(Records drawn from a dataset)
^^^^

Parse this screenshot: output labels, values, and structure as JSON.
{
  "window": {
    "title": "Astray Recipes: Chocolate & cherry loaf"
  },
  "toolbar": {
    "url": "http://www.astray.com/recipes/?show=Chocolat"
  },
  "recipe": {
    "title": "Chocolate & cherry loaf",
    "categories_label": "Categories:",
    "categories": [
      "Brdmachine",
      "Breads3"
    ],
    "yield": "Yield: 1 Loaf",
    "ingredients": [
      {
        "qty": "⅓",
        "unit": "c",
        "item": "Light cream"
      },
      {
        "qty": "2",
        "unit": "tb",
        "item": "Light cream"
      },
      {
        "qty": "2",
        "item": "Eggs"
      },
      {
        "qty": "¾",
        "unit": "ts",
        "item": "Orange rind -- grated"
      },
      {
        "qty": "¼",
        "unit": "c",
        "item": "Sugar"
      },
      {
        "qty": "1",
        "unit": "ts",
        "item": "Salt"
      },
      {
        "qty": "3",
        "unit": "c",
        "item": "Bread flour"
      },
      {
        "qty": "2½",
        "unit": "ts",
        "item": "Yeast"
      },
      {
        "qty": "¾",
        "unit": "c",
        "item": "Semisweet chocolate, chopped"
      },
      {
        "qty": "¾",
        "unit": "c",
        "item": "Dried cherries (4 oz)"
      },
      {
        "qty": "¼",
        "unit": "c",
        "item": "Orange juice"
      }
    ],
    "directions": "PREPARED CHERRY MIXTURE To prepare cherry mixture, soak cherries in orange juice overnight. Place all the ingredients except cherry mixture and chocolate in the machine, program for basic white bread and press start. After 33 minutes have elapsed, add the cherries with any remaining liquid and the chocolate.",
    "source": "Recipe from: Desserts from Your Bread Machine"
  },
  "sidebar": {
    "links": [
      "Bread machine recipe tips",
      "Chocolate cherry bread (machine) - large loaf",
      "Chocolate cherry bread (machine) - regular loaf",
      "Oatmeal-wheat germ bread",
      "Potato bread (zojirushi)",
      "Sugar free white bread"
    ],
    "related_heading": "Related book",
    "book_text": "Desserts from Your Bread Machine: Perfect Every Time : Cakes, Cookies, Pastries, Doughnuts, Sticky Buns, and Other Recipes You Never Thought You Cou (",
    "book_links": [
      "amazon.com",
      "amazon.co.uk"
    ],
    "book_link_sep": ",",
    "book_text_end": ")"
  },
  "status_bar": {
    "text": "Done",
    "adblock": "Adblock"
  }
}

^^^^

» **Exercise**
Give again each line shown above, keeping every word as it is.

» **Exercise answer**
Parse this screenshot: output labels, values, and structure as JSON.
{
  "window": {
    "title": "Astray Recipes: Chocolate & cherry loaf"
  },
  "toolbar": {
    "url": "http://www.astray.com/recipes/?show=Chocolat"
  },
  "recipe": {
    "title": "Chocolate & cherry loaf",
    "categories_label": "Categories:",
    "categories": [
      "Brdmachine",
      "Breads3"
    ],
    "yield": "Yield: 1 Loaf",
    "ingredients": [
      {
        "qty": "⅓",
        "unit": "c",
        "item": "Light cream"
      },
      {
        "qty": "2",
        "unit": "tb",
        "item": "Light cream"
      },
      {
        "qty": "2",
        "item": "Eggs"
      },
      {
        "qty": "¾",
        "unit": "ts",
        "item": "Orange rind -- grated"
      },
      {
        "qty": "¼",
        "unit": "c",
        "item": "Sugar"
      },
      {
        "qty": "1",
        "unit": "ts",
        "item": "Salt"
      },
      {
        "qty": "3",
        "unit": "c",
        "item": "Bread flour"
      },
      {
        "qty": "2½",
        "unit": "ts",
        "item": "Yeast"
      },
      {
        "qty": "¾",
        "unit": "c",
        "item": "Semisweet chocolate, chopped"
      },
      {
        "qty": "¾",
        "unit": "c",
        "item": "Dried cherries (4 oz)"
      },
      {
        "qty": "¼",
        "unit": "c",
        "item": "Orange juice"
      }
    ],
    "directions": "PREPARED CHERRY MIXTURE To prepare cherry mixture, soak cherries in orange juice overnight. Place all the ingredients except cherry mixture and chocolate in the machine, program for basic white bread and press start. After 33 minutes have elapsed, add the cherries with any remaining liquid and the chocolate.",
    "source": "Recipe from: Desserts from Your Bread Machine"
  },
  "sidebar": {
    "links": [
      "Bread machine recipe tips",
      "Chocolate cherry bread (machine) - large loaf",
      "Chocolate cherry bread (machine) - regular loaf",
      "Oatmeal-wheat germ bread",
      "Potato bread (zojirushi)",
      "Sugar free white bread"
    ],
    "related_heading": "Related book",
    "book_text": "Desserts from Your Bread Machine: Perfect Every Time : Cakes, Cookies, Pastries, Doughnuts, Sticky Buns, and Other Recipes You Never Thought You Cou (",
    "book_links": [
      "amazon.com",
      "amazon.co.uk"
    ],
    "book_link_sep": ",",
    "book_text_end": ")"
  },
  "status_bar": {
    "text": "Done",
    "adblock": "Adblock"
  }
}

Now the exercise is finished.